Check out my seven deadly sins of email writing and count up how many apply to you.
- You sometimes send messages without a greeting or a closing.
- You always use the same ending in every message, like 'Kind regards', or 'Best regards'. In fact, it's probably part of your automatic email signature.
- You use lots of template messages that have been around in your company for decades.
- You often receive replies asking you to clarify things and ask questions because your email wasn't clear enough.
- You feel it's important to write emails in a very different way to how you speak, because it's a written message and you must be more formal in writing.
- Your emails are often long and repetitive because you need to say things over in different ways to make sure the reader gets your meaning eventually.
- You must use phrases like 'Please be informed…' or 'Please be advised…' at the beginning of sentences because, well, it's just polite, right?
- You don't know the difference between active and passive voice?
- You were taught that you must write to impress, with big words and long sentences. So, of course, it must be the same now you're in the workplace.
- You don't have time to read your message out loud, as if you are the reader, before hitting 'send'.

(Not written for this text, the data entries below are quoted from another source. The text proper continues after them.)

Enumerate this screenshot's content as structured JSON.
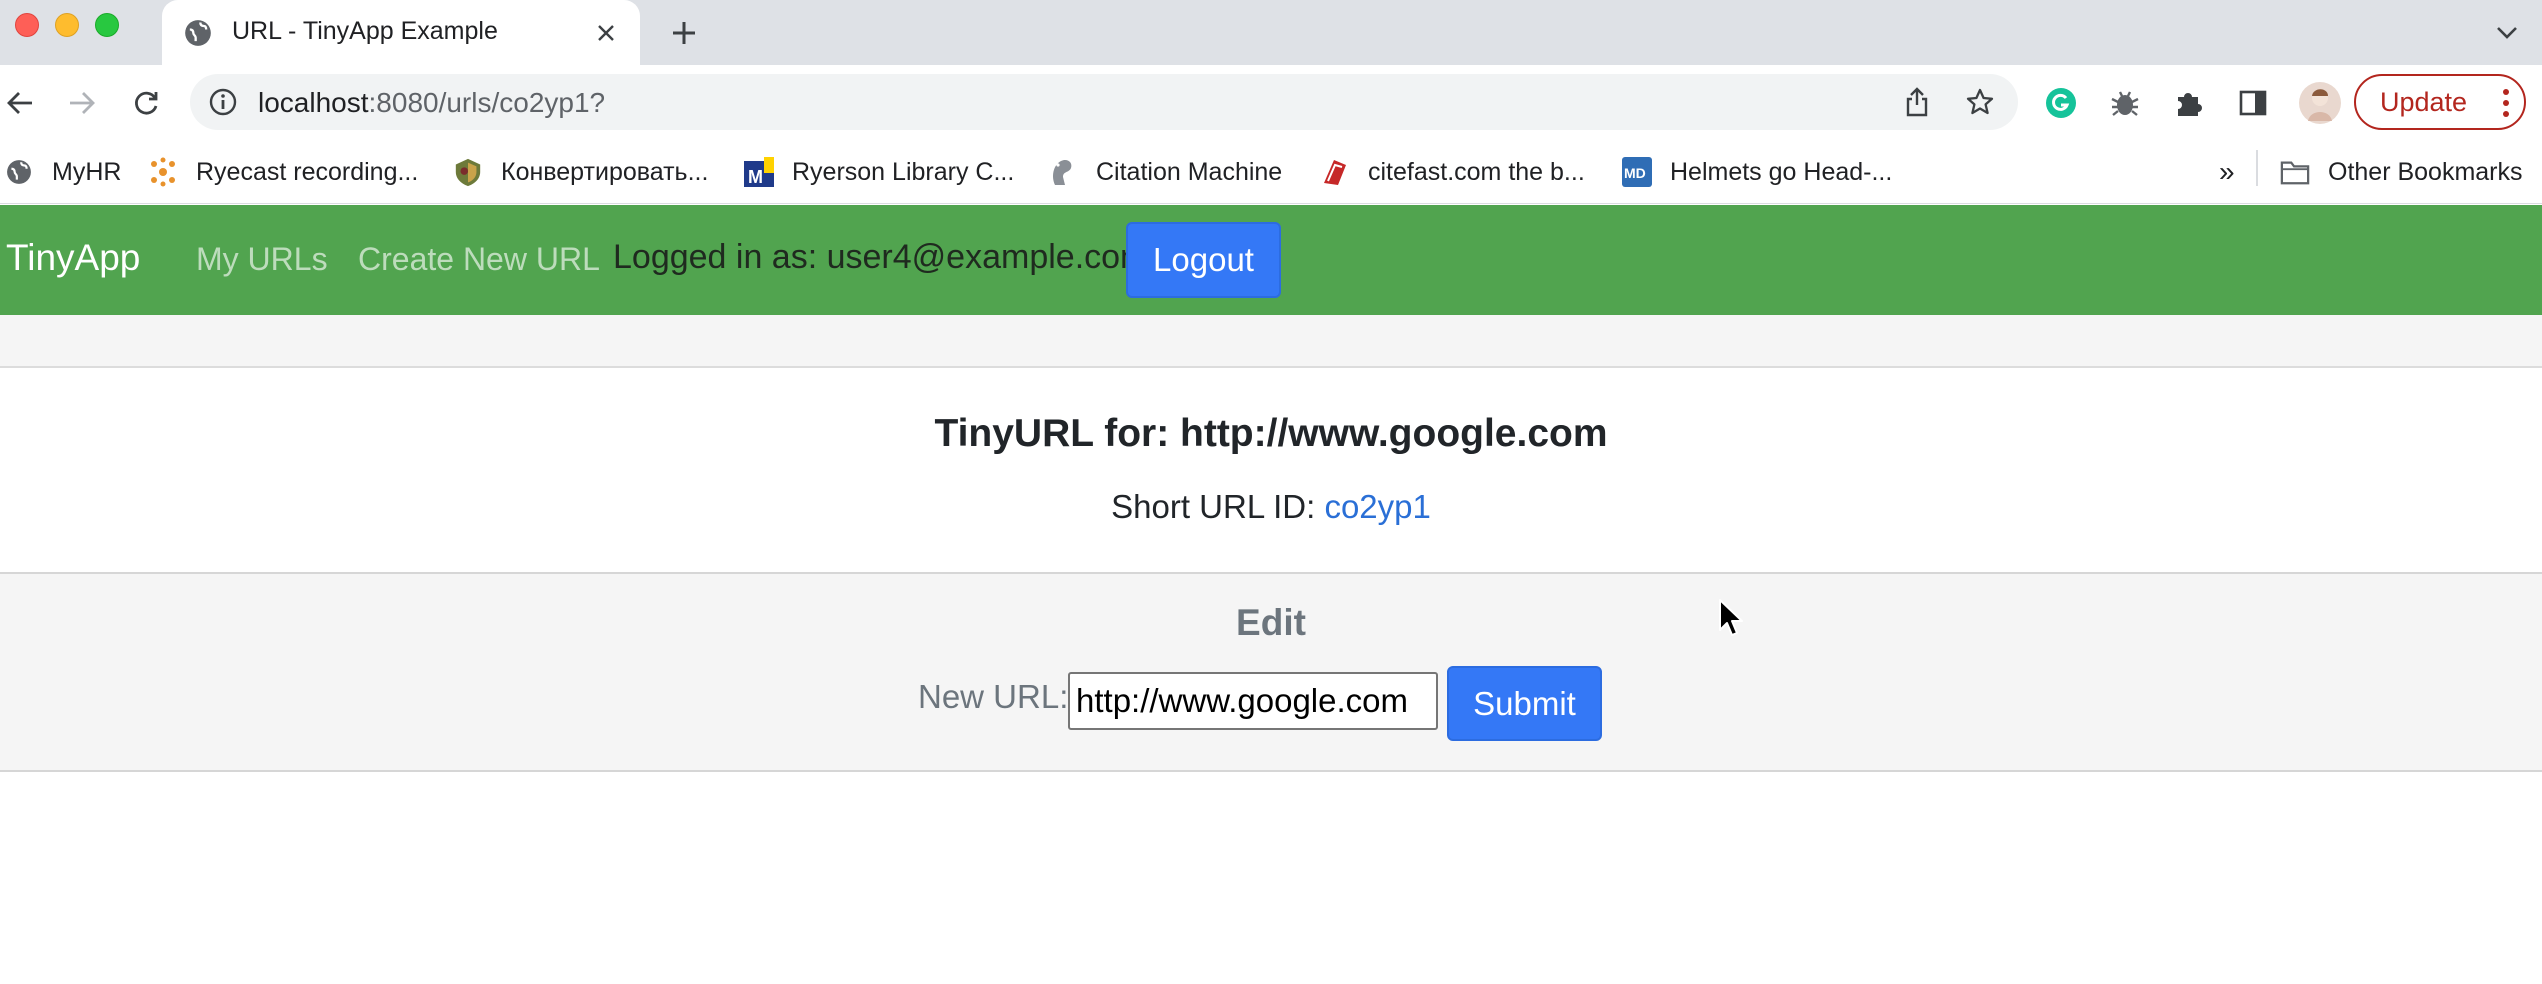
{
  "browser": {
    "tab_title": "URL - TinyApp Example",
    "url_host": "localhost",
    "url_path": ":8080/urls/co2yp1?",
    "update_label": "Update",
    "bookmarks": [
      {
        "label": "MyHR",
        "icon": "globe-icon"
      },
      {
        "label": "Ryecast recording...",
        "icon": "ryecast-icon"
      },
      {
        "label": "Конвертировать...",
        "icon": "shield-icon"
      },
      {
        "label": "Ryerson Library C...",
        "icon": "library-icon"
      },
      {
        "label": "Citation Machine",
        "icon": "squirrel-icon"
      },
      {
        "label": "citefast.com the b...",
        "icon": "citefast-icon"
      },
      {
        "label": "Helmets go Head-...",
        "icon": "md-icon"
      }
    ],
    "overflow_label": "»",
    "other_bookmarks_label": "Other Bookmarks"
  },
  "app": {
    "brand": "TinyApp",
    "nav": {
      "my_urls": "My URLs",
      "create_new": "Create New URL",
      "logged_in": "Logged in as: user4@example.com",
      "logout": "Logout"
    },
    "tinyurl_title": "TinyURL for: http://www.google.com",
    "short_id_label": "Short URL ID: ",
    "short_id": "co2yp1",
    "edit_title": "Edit",
    "new_url_label": "New URL:",
    "new_url_value": "http://www.google.com",
    "submit_label": "Submit"
  },
  "colors": {
    "navbar": "#51a44f",
    "primary_button": "#3478f6",
    "link": "#2a6fd6",
    "update_red": "#b3261e"
  }
}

If you answered 'yes' to any of these questions, you may be making your email and business writing more difficult than it should be. And more importantly, you're making reading and responding much more difficult for your reader.
Life is fast paced. Businesses exist to get things done, and email is a large part of that. With limited time and so much mail in our inboxes, readers want to read messages and understand messages easily, and know exactly how to reply. People also want to know they are dealing with humans at the other side of the computer screen, so building relationships is also important.
I know you're busy, so I'm developing a new series of short videos called 'Writing Better Emails in English'. Tip 1 is out now on my YouTube channel, and I'm aiming at putting up one a week. Have you got 3 minutes?
Check it out here, and remember to like, subscribe, and add a comment under the video, so we can start a discussion there.